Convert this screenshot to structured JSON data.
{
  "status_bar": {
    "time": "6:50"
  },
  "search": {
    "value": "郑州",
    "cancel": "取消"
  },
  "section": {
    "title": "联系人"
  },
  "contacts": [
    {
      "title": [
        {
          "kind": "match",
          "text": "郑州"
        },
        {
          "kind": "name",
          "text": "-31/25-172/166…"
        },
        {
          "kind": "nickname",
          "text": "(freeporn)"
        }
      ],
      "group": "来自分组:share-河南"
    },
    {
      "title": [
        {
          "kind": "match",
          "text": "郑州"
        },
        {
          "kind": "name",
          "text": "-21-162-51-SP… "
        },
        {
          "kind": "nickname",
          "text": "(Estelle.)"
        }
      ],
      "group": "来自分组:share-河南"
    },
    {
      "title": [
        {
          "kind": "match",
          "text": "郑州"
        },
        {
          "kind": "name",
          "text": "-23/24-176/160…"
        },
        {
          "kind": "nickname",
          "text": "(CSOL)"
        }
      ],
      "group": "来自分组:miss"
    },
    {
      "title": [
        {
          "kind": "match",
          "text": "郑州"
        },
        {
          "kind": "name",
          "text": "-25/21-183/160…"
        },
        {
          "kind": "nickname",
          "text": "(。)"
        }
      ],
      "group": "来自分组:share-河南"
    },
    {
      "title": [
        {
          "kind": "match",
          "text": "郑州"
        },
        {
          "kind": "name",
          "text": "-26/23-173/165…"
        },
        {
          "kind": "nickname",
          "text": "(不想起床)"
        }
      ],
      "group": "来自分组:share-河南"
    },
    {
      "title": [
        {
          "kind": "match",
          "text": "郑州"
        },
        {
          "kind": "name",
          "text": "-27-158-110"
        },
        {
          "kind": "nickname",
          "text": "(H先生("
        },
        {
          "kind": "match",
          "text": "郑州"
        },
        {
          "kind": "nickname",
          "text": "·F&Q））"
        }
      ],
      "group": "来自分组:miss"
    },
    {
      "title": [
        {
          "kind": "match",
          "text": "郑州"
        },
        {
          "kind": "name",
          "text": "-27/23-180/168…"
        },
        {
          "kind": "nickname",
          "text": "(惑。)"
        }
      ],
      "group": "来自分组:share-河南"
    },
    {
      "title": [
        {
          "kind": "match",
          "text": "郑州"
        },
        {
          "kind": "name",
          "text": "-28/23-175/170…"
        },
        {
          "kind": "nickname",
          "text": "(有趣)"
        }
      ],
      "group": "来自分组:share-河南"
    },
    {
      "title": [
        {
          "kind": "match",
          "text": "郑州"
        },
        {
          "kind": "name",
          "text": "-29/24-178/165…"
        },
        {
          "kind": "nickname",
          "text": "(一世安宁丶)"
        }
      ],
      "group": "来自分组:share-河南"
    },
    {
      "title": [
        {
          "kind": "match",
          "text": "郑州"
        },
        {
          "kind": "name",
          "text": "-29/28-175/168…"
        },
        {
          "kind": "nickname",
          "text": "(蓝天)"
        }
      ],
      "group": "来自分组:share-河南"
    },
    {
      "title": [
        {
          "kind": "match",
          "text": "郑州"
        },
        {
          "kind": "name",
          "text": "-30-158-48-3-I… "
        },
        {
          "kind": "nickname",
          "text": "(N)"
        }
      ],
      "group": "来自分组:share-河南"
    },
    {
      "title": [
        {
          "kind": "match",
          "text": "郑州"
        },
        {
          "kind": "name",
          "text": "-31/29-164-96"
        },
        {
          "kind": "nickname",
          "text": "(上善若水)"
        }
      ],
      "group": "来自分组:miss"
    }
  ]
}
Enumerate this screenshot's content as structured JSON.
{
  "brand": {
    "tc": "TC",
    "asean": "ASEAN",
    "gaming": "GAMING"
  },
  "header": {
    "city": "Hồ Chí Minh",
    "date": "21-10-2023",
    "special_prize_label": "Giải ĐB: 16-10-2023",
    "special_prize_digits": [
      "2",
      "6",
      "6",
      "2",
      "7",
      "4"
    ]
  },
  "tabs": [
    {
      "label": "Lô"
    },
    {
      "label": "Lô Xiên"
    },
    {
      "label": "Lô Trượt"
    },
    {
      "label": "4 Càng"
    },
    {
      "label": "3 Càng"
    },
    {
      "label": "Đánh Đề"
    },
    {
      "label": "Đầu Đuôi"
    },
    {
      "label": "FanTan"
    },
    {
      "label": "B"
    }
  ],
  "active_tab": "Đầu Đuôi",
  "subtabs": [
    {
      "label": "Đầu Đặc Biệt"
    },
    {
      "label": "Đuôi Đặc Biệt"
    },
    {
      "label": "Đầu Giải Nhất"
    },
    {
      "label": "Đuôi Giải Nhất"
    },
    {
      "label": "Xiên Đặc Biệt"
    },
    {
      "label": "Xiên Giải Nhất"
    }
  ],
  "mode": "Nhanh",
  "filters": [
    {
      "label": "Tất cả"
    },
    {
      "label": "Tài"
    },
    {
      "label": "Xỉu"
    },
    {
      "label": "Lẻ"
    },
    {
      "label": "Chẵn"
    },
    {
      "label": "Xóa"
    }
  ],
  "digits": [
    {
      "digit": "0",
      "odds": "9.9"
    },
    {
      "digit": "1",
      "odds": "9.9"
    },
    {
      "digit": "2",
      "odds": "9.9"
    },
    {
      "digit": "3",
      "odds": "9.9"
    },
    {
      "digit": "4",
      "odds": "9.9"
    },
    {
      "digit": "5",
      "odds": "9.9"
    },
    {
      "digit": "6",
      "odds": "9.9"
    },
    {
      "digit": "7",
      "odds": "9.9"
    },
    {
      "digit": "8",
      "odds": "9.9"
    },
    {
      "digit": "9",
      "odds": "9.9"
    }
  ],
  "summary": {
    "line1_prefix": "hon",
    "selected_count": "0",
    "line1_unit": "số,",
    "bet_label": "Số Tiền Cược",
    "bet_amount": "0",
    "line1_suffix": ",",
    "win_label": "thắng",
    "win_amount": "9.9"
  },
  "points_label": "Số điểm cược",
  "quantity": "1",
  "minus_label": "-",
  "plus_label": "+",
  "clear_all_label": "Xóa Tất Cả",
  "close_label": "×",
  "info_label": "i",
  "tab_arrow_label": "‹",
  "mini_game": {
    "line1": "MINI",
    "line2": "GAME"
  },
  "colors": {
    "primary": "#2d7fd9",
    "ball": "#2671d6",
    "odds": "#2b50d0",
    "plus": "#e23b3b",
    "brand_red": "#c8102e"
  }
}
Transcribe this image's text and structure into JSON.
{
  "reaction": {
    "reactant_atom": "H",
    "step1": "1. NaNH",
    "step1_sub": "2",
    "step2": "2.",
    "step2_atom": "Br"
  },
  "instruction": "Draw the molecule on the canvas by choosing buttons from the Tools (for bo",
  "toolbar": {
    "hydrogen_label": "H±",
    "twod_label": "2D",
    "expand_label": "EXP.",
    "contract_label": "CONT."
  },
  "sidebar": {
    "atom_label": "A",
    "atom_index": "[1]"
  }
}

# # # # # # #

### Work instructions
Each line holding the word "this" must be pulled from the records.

### Answer
Convert this screenshot to structured JSON data.
Enumerate this screenshot's content as structured JSON.
Transcribe this image's text and structure into JSON.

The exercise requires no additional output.